Your plots should look similar to these if training was successful:
Note:
The reason that the curves are not smooth is because we do no always feed the whole dataset, neither for training, nor for validation. So it happens, that some batches contain tiles, which are easier to predict, or extremely hard to predict. So therefore the spikes.
The image above was created with a CNN with no pretrained weights. So if you have used the code provided with pretrained weights on ImageNet, ~90% accuracy will already be reached after the first couple of epochs.
### Exercise: Plot the training progress
Summary and Outlook
After this notebook you have a trained CNN, which is able to predict whether a slide contain tumorous tissue or not.
In the next notebook you will use this model to predict the tiles of the slides of the CAMELYON16 test set and to produce heatmaps of the slides.
Possibilities to improve your CNN:
 Advanced color normalization for histopathologic images (see [MAG09], [ROY18])
 More data augmentation (e.g. by adding some random noise)
 More state of the art CNN arhcitectures, e.g. inception v4 (see [SZE17])
 Use a higher zoom level (very time consuming)

Try to implement Scannet (see [LIN18])
 Hundreds of faster prediction time
 For Prediction phase later it uses bigger tiles as input, e.g. 2868x2868 and outputs scores on a map with 86x86 pixels
Literature
Licenses
Notebook License (CCBYSA 4.0)
The following license applies to the complete notebook, including code cells.
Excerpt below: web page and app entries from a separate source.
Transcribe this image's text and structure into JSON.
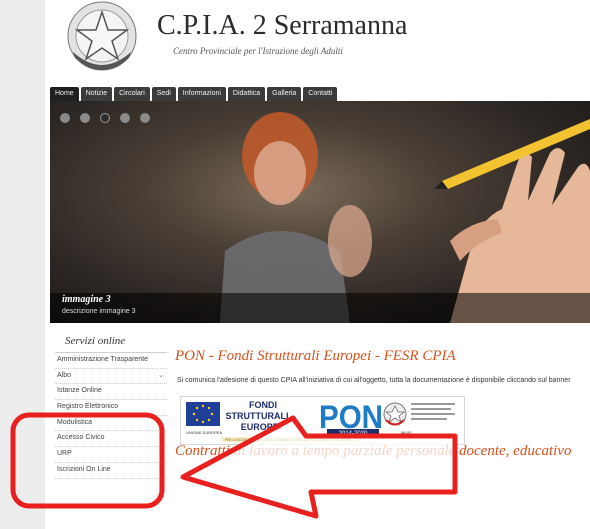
{
  "header": {
    "title": "C.P.I.A. 2 Serramanna",
    "subtitle": "Centro Provinciale per l'Istruzione degli Adulti",
    "logo_text": "REPUBBLICA ITALIANA"
  },
  "nav": {
    "tabs": [
      {
        "label": "Home",
        "active": true
      },
      {
        "label": "Notizie"
      },
      {
        "label": "Circolari"
      },
      {
        "label": "Sedi"
      },
      {
        "label": "Informazioni"
      },
      {
        "label": "Didattica"
      },
      {
        "label": "Galleria"
      },
      {
        "label": "Contatti"
      }
    ]
  },
  "slider": {
    "dot_count": 5,
    "active_dot": 3,
    "caption_title": "immagine 3",
    "caption_desc": "descrizione immagine 3"
  },
  "sidebar": {
    "title": "Servizi online",
    "items": [
      {
        "label": "Amministrazione Trasparente"
      },
      {
        "label": "Albo",
        "has_submenu": true
      },
      {
        "label": "Istanze Online"
      },
      {
        "label": "Registro Elettronico"
      },
      {
        "label": "Modulistica"
      },
      {
        "label": "Accesso Civico"
      },
      {
        "label": "URP"
      },
      {
        "label": "Iscrizioni On Line"
      }
    ]
  },
  "main": {
    "news_title": "PON - Fondi Strutturali Europei - FESR CPIA",
    "news_text": "Si comunica l'adesione di questo CPIA all'iniziativa di cui all'oggetto, tutta la documentazione è disponibile cliccando sul banner",
    "banner": {
      "fondi_line1": "FONDI",
      "fondi_line2": "STRUTTURALI",
      "fondi_line3": "EUROPEI",
      "pon": "PON",
      "years": "2014-2020",
      "eu_label": "UNIONE EUROPEA",
      "footer": "PER LA SCUOLA - COMPETENZE E AMBIENTI PER L'APPRENDIMENTO (FSE-FESR)",
      "miur_label": "MIUR"
    },
    "news_title2": "Contratti di lavoro a tempo parziale personale docente, educativo"
  },
  "annotation": {
    "box_color": "#e8201e",
    "arrow_color": "#e8201e"
  }
}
It does however not apply to any referenced external media (e.g., images).
exercisetraincnntensorflow
by Klaus Strohmenger
is licensed under a Creative Commons AttributionShareAlike 4.0 International License.
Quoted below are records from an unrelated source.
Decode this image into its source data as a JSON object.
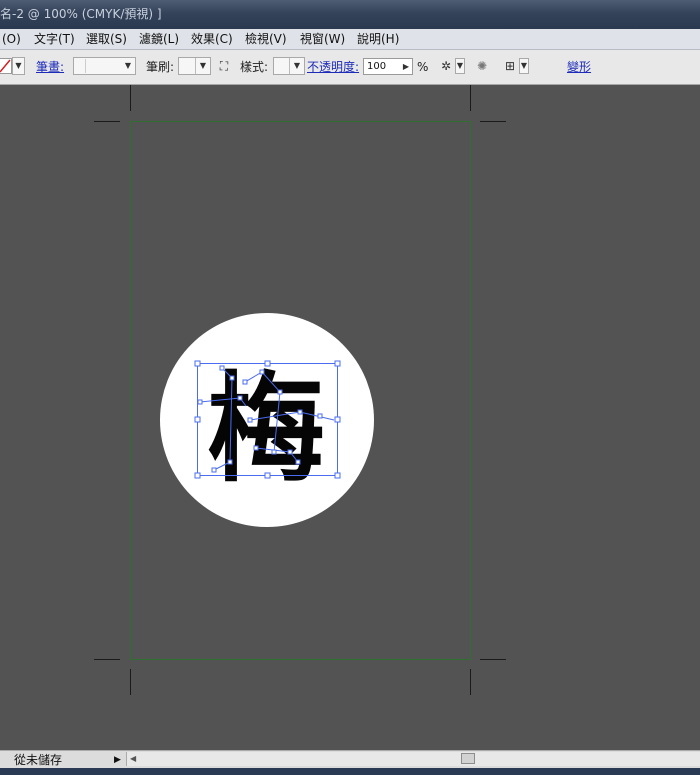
{
  "window": {
    "title": "名-2 @ 100% (CMYK/預視) ]"
  },
  "menu": [
    {
      "id": "object",
      "label": "(O)"
    },
    {
      "id": "type",
      "label": "文字(T)"
    },
    {
      "id": "select",
      "label": "選取(S)"
    },
    {
      "id": "effect_filter",
      "label": "濾鏡(L)"
    },
    {
      "id": "effect",
      "label": "效果(C)"
    },
    {
      "id": "view",
      "label": "檢視(V)"
    },
    {
      "id": "window",
      "label": "視窗(W)"
    },
    {
      "id": "help",
      "label": "說明(H)"
    }
  ],
  "control": {
    "stroke_label": "筆畫:",
    "brush_label": "筆刷:",
    "style_label": "樣式:",
    "opacity_label": "不透明度:",
    "opacity_value": "100",
    "opacity_unit": "%",
    "transform_label": "變形"
  },
  "canvas": {
    "artwork_text": "梅"
  },
  "status": {
    "label": "從未儲存"
  },
  "colors": {
    "canvas_bg": "#535353",
    "selection_blue": "#4a6cf0",
    "artboard_border": "#2f6f2f"
  }
}
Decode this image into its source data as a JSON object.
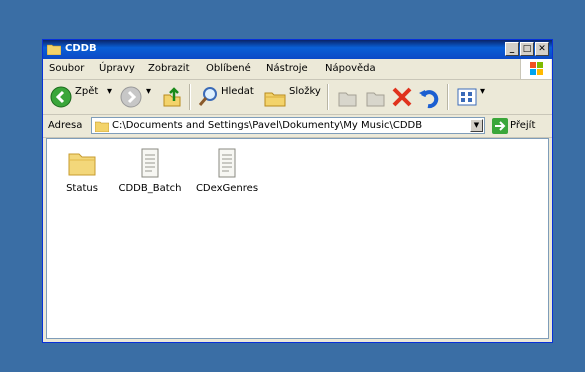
{
  "window": {
    "title": "CDDB"
  },
  "menu": [
    "Soubor",
    "Úpravy",
    "Zobrazit",
    "Oblíbené",
    "Nástroje",
    "Nápověda"
  ],
  "toolbar": {
    "back_label": "Zpět",
    "search_label": "Hledat",
    "folders_label": "Složky"
  },
  "address": {
    "label": "Adresa",
    "path": "C:\\Documents and Settings\\Pavel\\Dokumenty\\My Music\\CDDB",
    "go_label": "Přejít"
  },
  "files": [
    {
      "name": "Status",
      "type": "folder"
    },
    {
      "name": "CDDB_Batch",
      "type": "document"
    },
    {
      "name": "CDexGenres",
      "type": "document"
    }
  ],
  "colors": {
    "desktop": "#3a6ea5",
    "titlebar": "#0a5fd6",
    "window_face": "#ece9d8"
  }
}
Based on a work at https://gitlab.com/deep.TEACHING.
Code License (MIT)
The following license only applies to code cells of the notebook.
Copyright 2018 Klaus Strohmenger
Permission is hereby granted, free of charge, to any person obtaining a copy of this software and associated documentation files (the "Software"), to deal in the Software without restriction, including without limitation the rights to use, copy, modify, merge, publish, distribute, sublicense, and/or sell copies of the Software, and to permit persons to whom the Software is furnished to do so, subject to the following conditions:
The above copyright notice and this permission notice shall be included in all copies or substantial portions of the Software.
THE SOFTWARE IS PROVIDED "AS IS", WITHOUT WARRANTY OF ANY KIND, EXPRESS OR IMPLIED, INCLUDING BUT NOT LIMITED TO THE WARRANTIES OF MERCHANTABILITY, FITNESS FOR A PARTICULAR PURPOSE AND NONINFRINGEMENT. IN NO EVENT SHALL THE AUTHORS OR COPYRIGHT HOLDERS BE LIABLE FOR ANY CLAIM, DAMAGES OR OTHER LIABILITY, WHETHER IN AN ACTION OF CONTRACT, TORT OR OTHERWISE, ARISING FROM, OUT OF OR IN CONNECTION WITH THE SOFTWARE OR THE USE OR OTHER DEALINGS IN THE SOFTWARE.